Collected data entries:
* * * *

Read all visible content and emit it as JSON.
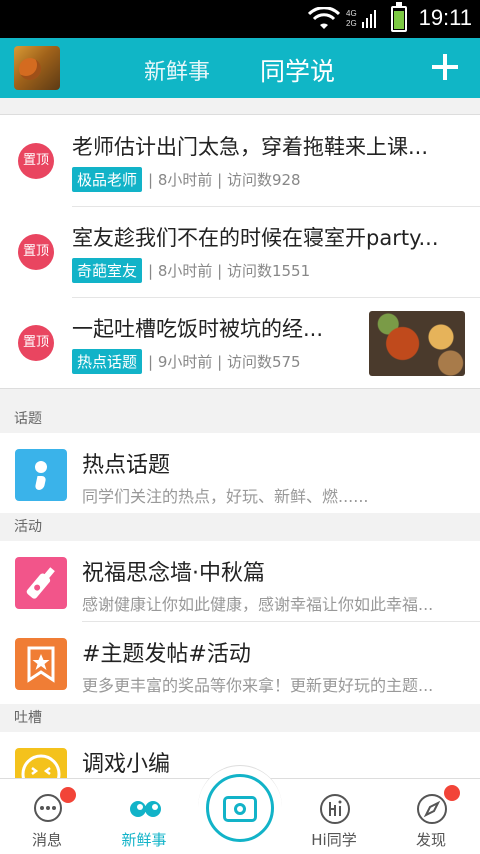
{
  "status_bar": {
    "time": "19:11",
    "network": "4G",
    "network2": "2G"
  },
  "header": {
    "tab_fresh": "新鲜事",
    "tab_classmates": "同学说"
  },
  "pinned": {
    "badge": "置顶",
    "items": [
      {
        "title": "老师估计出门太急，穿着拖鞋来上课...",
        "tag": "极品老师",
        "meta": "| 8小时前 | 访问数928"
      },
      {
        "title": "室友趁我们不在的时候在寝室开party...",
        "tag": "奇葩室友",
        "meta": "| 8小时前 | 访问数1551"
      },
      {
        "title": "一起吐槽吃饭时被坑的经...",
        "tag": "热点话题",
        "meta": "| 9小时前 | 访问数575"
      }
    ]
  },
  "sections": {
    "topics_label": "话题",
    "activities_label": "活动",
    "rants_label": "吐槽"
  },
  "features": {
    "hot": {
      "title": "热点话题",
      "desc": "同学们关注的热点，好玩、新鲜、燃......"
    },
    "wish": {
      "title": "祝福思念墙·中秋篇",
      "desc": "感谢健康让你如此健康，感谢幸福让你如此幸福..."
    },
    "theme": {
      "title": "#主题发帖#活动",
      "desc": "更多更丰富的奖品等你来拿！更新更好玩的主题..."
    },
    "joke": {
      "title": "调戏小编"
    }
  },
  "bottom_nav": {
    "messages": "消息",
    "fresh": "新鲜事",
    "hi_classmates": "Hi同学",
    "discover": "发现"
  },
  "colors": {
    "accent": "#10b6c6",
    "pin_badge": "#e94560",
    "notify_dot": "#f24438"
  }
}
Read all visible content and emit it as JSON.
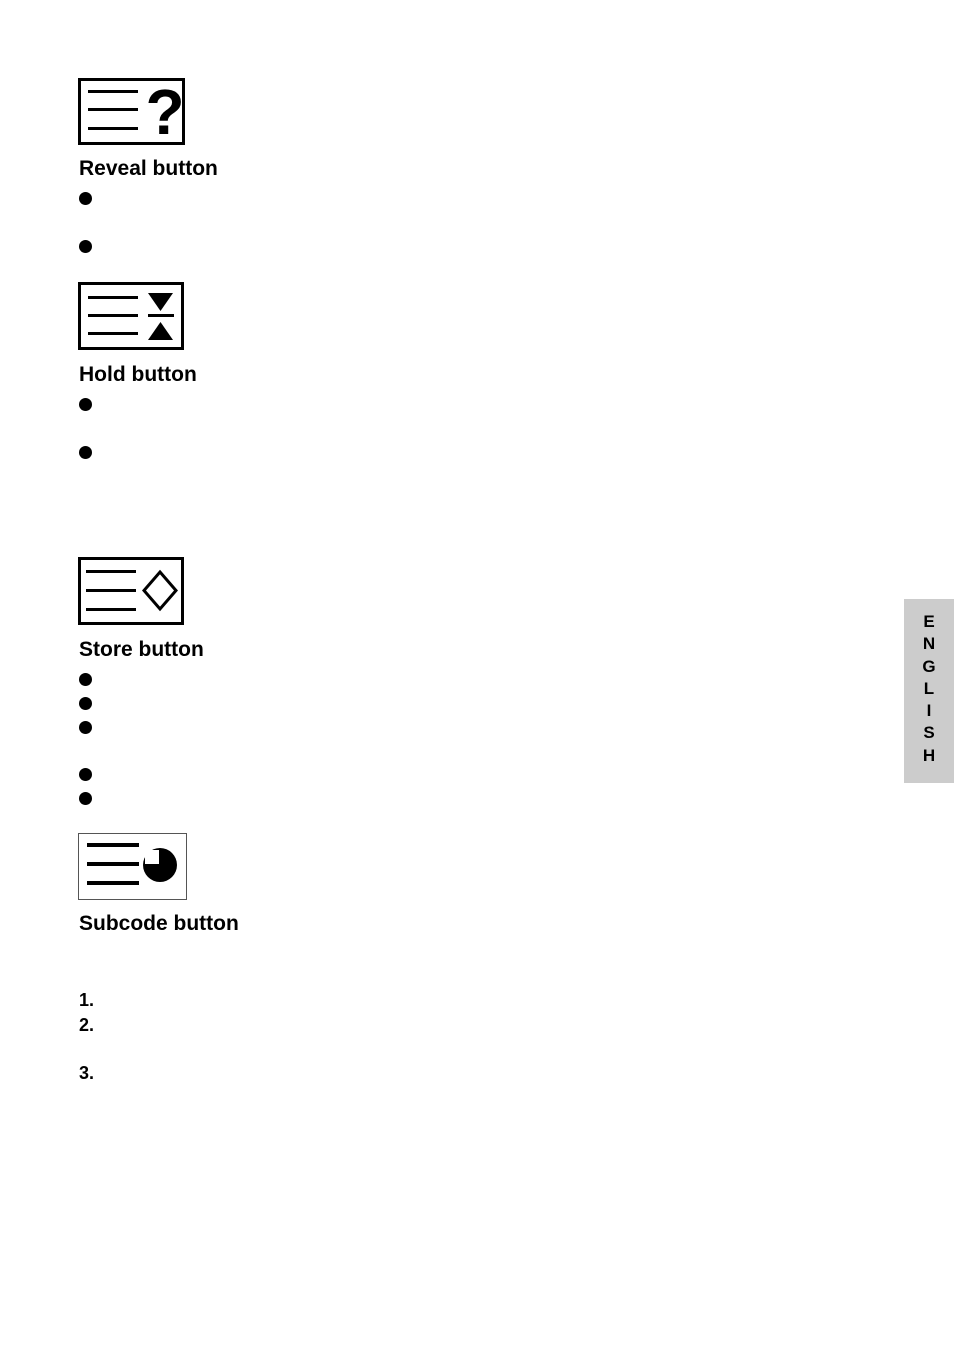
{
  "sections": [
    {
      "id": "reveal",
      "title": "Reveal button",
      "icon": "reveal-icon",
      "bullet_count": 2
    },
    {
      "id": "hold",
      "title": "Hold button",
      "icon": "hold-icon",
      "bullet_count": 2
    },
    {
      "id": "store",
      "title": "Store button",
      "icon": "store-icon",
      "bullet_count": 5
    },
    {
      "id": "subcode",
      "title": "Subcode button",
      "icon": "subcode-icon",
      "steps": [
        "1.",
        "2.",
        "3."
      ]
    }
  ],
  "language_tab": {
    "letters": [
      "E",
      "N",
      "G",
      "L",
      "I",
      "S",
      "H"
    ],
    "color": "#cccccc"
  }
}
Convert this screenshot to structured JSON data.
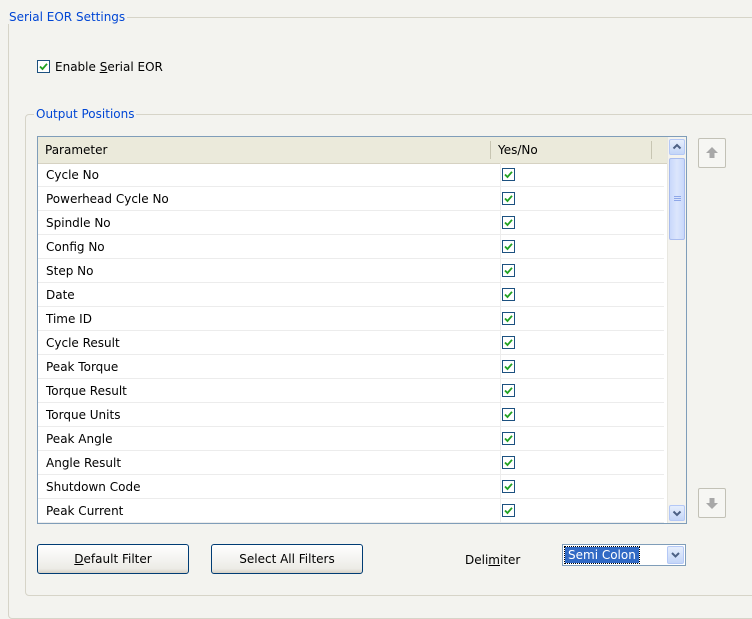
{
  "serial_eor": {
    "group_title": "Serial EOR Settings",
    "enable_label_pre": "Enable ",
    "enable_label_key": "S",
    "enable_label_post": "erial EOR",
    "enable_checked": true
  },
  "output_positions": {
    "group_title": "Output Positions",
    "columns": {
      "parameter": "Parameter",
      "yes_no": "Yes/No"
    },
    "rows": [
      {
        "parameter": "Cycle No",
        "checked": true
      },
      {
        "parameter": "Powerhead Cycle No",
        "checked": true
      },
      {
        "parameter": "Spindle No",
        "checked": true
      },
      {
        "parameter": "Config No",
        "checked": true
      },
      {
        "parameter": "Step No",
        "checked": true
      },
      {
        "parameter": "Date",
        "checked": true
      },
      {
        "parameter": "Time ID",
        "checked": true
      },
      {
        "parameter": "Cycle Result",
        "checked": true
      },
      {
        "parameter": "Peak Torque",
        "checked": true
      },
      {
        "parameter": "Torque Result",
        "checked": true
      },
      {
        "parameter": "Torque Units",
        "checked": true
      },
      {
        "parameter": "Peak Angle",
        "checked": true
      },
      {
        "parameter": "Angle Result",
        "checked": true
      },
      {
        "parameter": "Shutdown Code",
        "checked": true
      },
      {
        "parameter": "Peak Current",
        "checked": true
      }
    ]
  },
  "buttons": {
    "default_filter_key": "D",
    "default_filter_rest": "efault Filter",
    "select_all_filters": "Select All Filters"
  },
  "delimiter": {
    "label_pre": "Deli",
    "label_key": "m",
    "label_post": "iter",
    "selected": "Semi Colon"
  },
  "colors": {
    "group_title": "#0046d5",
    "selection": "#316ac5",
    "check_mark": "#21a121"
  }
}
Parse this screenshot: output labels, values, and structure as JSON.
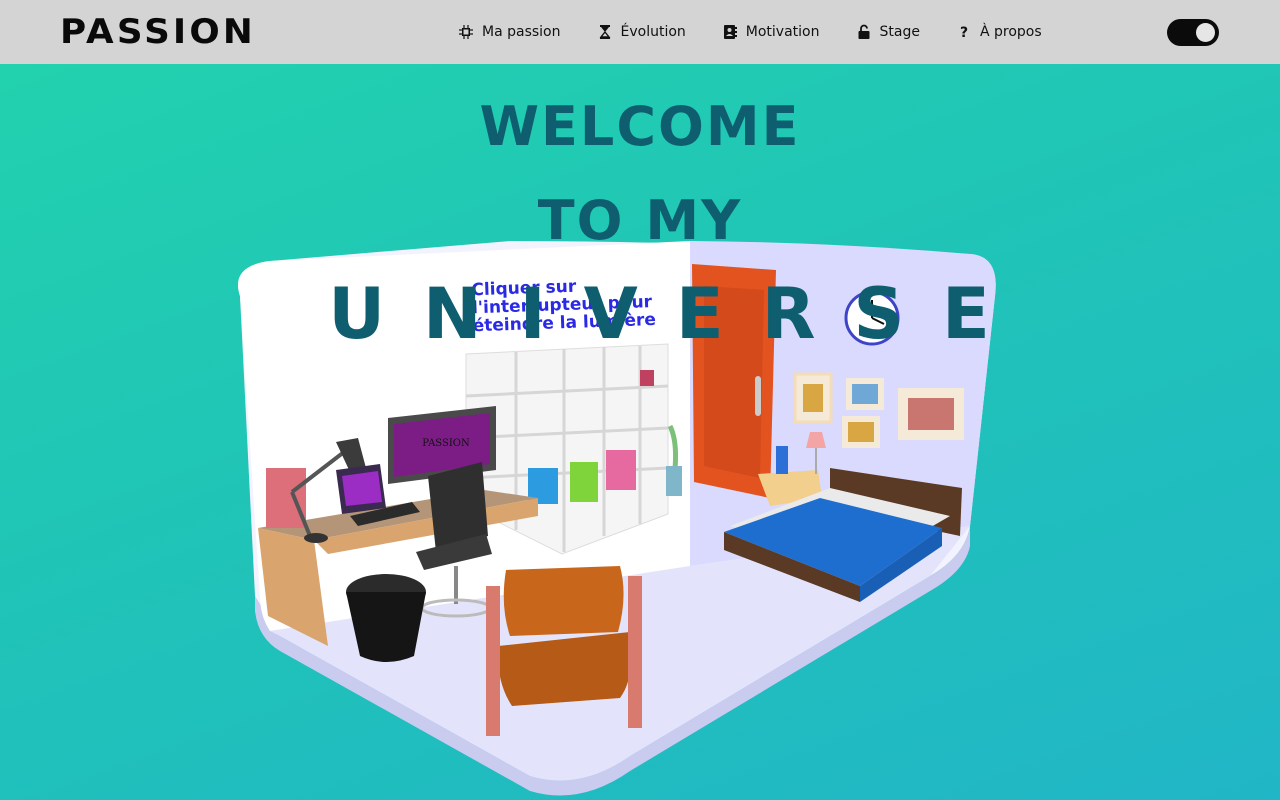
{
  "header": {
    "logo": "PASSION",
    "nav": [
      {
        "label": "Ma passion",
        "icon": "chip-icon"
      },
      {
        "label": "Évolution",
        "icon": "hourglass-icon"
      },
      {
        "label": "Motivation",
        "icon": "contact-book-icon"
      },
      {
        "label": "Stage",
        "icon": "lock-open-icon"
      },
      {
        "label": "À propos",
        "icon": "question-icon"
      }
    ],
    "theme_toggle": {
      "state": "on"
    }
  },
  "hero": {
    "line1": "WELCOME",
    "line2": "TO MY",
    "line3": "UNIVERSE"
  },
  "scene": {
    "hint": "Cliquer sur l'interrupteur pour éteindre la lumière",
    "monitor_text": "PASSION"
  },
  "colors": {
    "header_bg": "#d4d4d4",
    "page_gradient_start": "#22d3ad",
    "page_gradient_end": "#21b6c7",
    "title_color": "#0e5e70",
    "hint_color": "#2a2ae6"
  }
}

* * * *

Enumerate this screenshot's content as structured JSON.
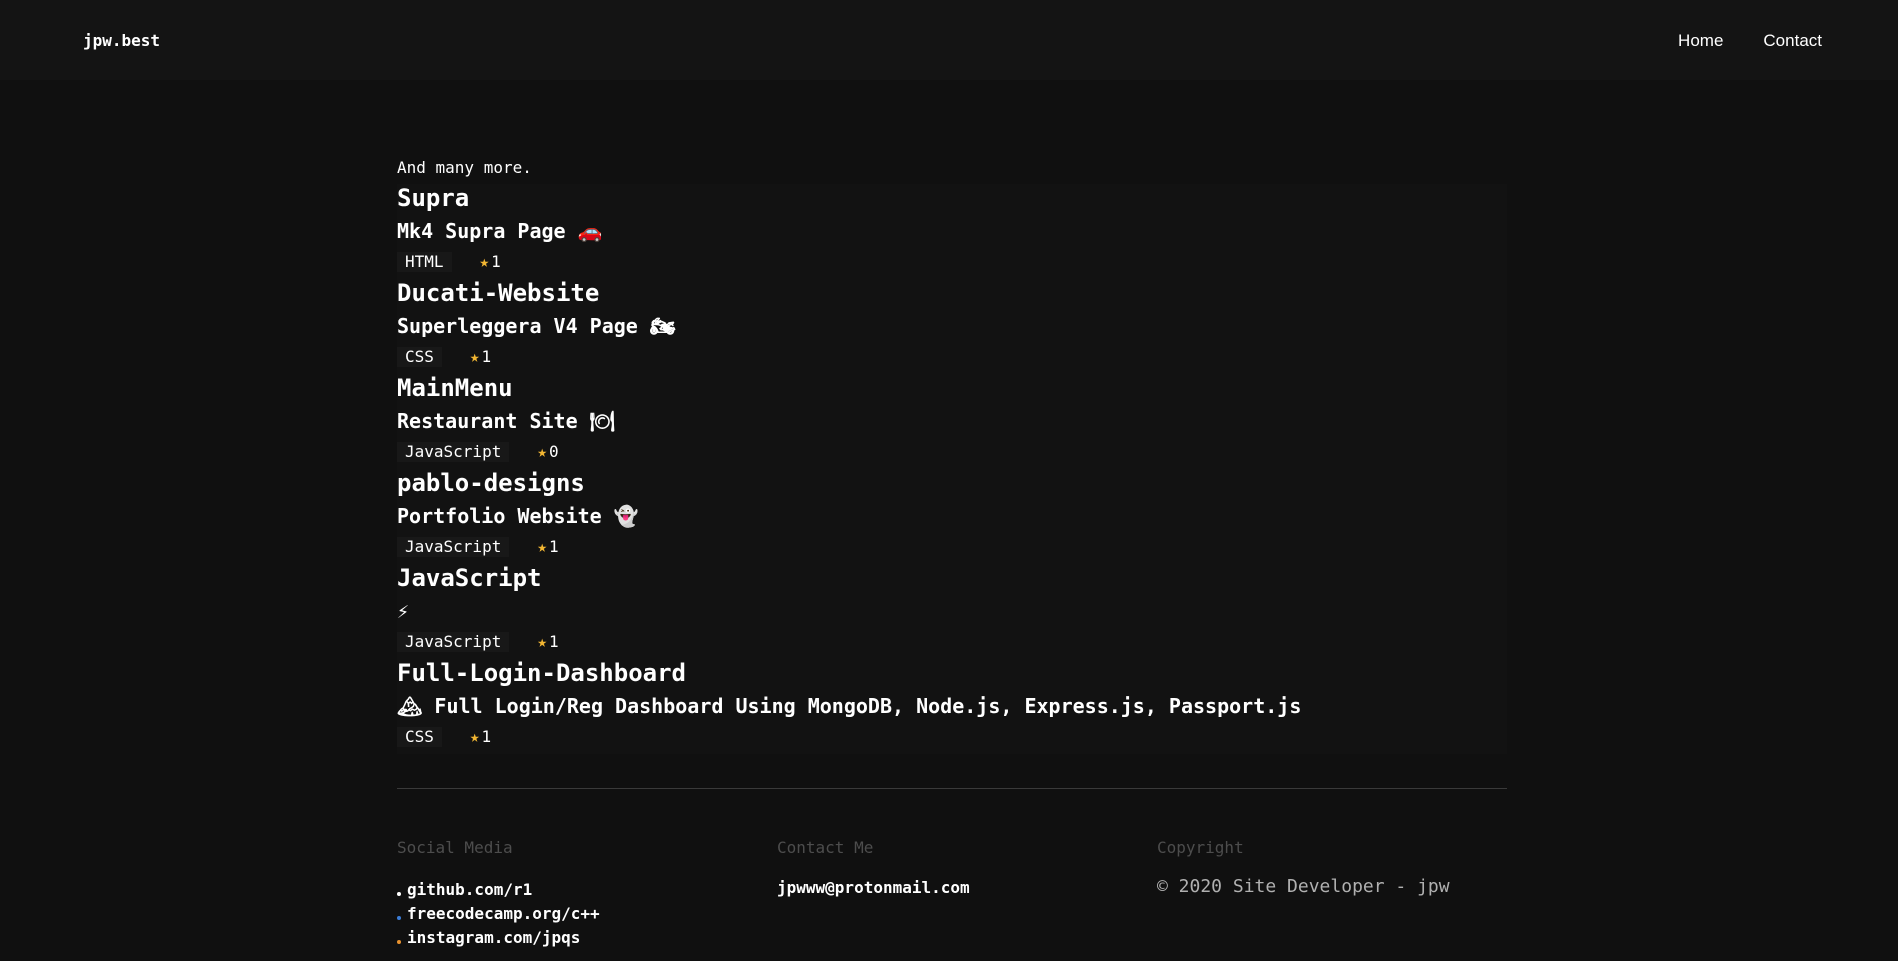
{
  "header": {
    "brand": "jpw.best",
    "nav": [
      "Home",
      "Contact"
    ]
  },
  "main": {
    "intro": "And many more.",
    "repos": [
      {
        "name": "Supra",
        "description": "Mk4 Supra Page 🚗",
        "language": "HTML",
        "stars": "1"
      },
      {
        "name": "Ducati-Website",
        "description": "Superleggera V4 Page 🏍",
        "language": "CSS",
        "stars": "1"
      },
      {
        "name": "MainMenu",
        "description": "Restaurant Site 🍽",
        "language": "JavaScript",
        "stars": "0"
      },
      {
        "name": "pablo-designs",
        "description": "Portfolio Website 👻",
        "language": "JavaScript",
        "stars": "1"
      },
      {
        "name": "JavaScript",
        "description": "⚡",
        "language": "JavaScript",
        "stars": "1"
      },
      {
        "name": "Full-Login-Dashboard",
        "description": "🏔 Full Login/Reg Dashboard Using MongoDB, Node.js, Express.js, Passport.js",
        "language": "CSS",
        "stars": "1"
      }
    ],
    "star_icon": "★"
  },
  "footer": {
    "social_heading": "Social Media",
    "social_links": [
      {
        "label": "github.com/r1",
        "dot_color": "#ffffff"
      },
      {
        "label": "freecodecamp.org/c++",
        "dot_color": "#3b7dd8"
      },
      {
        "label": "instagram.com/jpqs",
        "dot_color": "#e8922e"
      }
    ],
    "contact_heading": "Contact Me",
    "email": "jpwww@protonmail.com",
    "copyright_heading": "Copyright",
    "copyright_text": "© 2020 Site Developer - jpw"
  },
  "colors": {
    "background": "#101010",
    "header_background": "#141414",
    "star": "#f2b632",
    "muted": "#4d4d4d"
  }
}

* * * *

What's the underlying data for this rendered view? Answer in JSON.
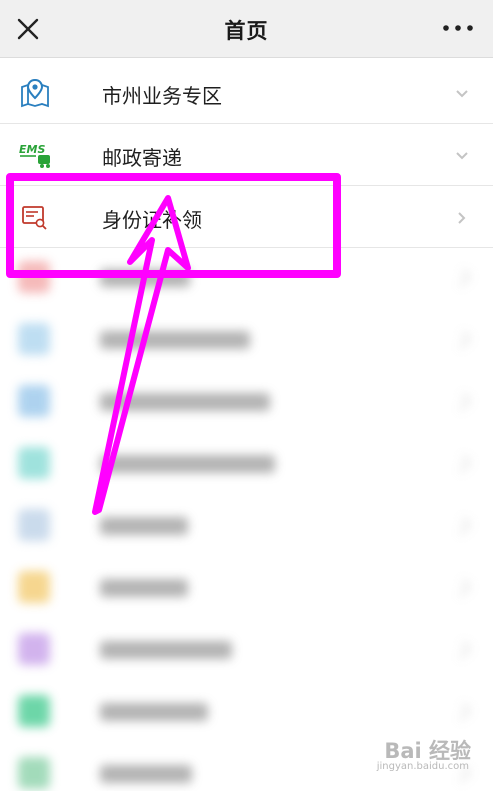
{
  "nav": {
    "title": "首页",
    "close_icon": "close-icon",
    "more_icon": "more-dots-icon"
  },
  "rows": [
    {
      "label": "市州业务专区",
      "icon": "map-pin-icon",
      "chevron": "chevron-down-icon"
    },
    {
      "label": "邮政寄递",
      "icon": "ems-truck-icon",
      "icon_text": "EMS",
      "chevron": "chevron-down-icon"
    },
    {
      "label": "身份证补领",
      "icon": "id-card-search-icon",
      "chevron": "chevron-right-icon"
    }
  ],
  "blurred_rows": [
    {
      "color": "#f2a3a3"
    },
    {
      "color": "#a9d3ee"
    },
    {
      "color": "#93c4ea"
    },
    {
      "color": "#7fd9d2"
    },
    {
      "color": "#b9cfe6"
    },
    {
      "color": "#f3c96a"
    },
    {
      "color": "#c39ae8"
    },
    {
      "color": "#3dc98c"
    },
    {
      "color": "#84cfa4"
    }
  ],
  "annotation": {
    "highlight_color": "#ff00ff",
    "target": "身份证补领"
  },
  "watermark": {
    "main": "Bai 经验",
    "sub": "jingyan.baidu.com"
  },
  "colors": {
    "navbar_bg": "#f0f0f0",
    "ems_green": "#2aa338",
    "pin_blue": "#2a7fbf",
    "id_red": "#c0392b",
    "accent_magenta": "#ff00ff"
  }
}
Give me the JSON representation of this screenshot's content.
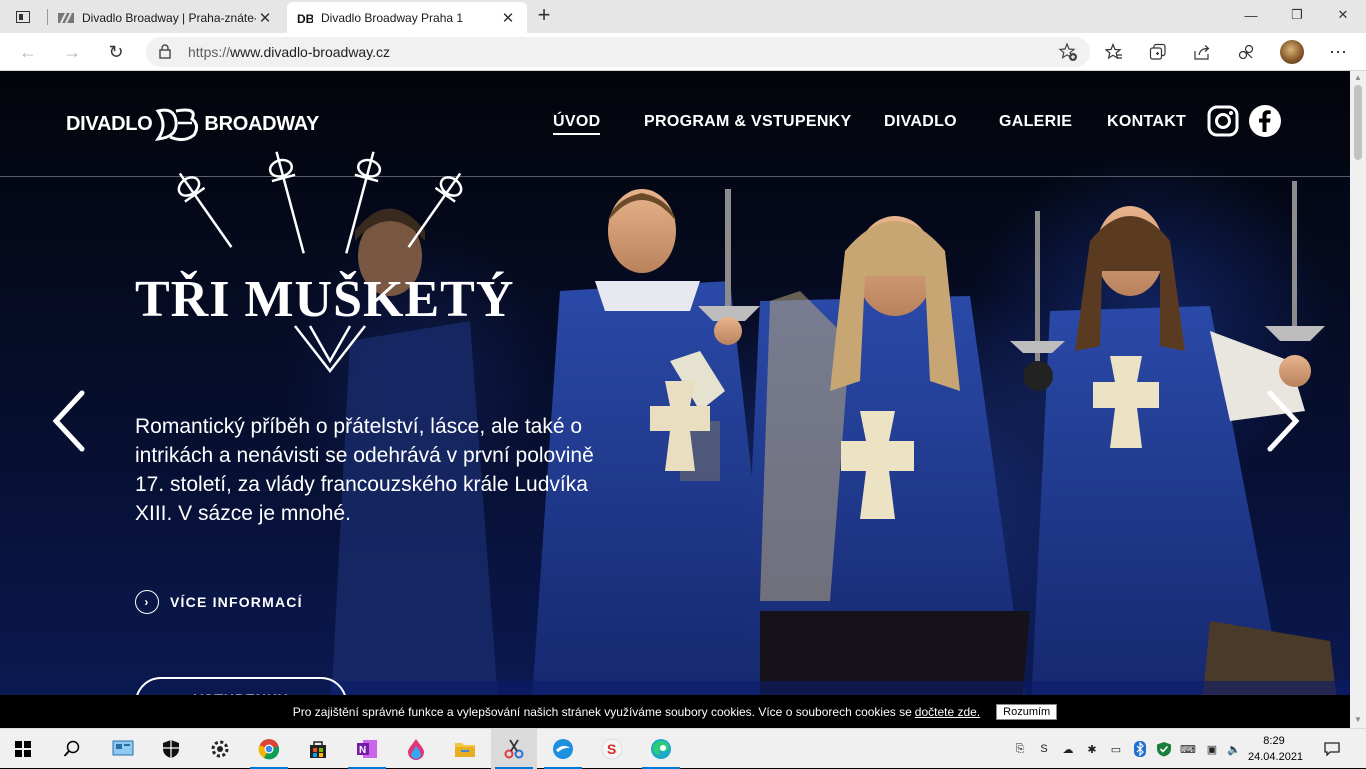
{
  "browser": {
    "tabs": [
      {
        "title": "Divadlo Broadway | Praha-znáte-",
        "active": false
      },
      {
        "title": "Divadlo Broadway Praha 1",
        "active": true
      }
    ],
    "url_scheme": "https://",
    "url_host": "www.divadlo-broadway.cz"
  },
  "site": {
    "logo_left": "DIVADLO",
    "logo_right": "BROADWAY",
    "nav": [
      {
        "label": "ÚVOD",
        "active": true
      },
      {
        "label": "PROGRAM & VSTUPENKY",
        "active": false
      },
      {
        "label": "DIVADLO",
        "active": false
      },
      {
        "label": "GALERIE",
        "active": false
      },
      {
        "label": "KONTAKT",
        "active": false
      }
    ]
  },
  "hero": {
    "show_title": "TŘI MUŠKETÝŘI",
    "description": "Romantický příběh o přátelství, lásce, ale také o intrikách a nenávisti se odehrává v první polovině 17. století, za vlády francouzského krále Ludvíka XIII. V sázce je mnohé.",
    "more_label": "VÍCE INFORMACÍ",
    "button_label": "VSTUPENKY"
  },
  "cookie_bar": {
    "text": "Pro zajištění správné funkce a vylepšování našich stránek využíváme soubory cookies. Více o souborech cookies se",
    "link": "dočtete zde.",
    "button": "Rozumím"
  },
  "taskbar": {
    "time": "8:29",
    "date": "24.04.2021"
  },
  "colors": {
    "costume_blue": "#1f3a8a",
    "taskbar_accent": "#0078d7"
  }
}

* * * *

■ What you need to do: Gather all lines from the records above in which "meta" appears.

■ Written answer:
        "meta": "| 8小时前 | 访问数928"
        "meta": "| 8小时前 | 访问数1551"
        "meta": "| 9小时前 | 访问数575"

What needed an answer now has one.